Research in Section for Neonatal Genetics
The research in Section for Neonatal Genetics focuses on genetic markers both at the DNA and RNA level. The work spans from measuring individual genomic variants or genes to sequencing entire genomes or transcriptomes. The analyses are used both in routine examination and in research projects.
Focus and Mission
Development of newborn screening
We are actively developing methodologies to validate the findings from the screening program at the genomic level. Simultaneously we are working on novel technologies which will allow cost-effective screening of large populations for rare genetic disorders.

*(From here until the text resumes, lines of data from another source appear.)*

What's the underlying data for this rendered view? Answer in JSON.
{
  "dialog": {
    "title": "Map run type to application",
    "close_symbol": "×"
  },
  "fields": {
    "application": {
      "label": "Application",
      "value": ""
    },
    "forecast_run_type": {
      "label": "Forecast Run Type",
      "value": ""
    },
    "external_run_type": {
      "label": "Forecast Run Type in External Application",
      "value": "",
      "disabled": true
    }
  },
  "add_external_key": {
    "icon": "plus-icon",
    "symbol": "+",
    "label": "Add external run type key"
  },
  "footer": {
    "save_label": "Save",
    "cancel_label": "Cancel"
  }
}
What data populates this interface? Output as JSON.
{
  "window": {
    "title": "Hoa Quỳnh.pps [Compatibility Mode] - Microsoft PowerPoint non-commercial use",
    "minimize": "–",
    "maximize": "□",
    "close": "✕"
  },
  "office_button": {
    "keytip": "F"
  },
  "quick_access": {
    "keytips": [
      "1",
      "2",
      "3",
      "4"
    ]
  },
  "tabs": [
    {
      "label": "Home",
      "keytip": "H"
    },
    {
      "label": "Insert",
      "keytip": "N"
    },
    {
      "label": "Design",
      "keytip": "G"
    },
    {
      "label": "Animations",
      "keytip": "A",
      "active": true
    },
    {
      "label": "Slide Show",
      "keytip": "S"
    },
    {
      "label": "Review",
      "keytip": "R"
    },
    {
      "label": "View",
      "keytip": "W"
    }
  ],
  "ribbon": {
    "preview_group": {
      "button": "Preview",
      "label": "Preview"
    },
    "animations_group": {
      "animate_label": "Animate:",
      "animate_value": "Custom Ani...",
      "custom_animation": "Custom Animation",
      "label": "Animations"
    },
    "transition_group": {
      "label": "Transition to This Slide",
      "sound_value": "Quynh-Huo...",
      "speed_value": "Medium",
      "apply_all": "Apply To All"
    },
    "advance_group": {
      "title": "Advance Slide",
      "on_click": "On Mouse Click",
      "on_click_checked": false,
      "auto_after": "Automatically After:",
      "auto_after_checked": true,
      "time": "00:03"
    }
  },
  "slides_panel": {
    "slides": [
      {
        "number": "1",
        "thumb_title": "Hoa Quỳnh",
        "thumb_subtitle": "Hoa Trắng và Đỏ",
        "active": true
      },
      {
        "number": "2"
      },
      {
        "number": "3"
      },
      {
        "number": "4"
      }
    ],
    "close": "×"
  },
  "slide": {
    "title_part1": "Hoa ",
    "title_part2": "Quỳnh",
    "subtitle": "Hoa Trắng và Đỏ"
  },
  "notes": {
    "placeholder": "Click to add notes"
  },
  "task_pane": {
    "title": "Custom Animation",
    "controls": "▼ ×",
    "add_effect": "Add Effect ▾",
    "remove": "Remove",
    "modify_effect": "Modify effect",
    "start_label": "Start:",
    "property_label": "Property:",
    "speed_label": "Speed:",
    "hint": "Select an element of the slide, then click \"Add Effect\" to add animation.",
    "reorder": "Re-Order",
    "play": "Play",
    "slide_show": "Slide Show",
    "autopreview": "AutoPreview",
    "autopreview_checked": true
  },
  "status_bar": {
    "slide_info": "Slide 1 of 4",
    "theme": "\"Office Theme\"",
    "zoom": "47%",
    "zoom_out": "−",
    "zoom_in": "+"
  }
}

We combine state of the art technology with population-based biobanks to create true population samples. We use these samples to study the genetic basis for common disorders. The stable of this remains the GWAS which cost-efficiently surveys large cohorts. Our high throughput laboratory can process more than 2000 such samples per week. The same lab is also capable of whole-genome sequencing more than 200 whole humane genomes per week.
We use RNA-seq and RNA-tag methods for the study of transcriptomics at the time of birth. Transcriptomics as a molecular biomarker offers a snapshot of the gene activity at the time of delivery. Unique snapshots of cellular activity are used to, e.g. study cellular processes or look for perinatal effects.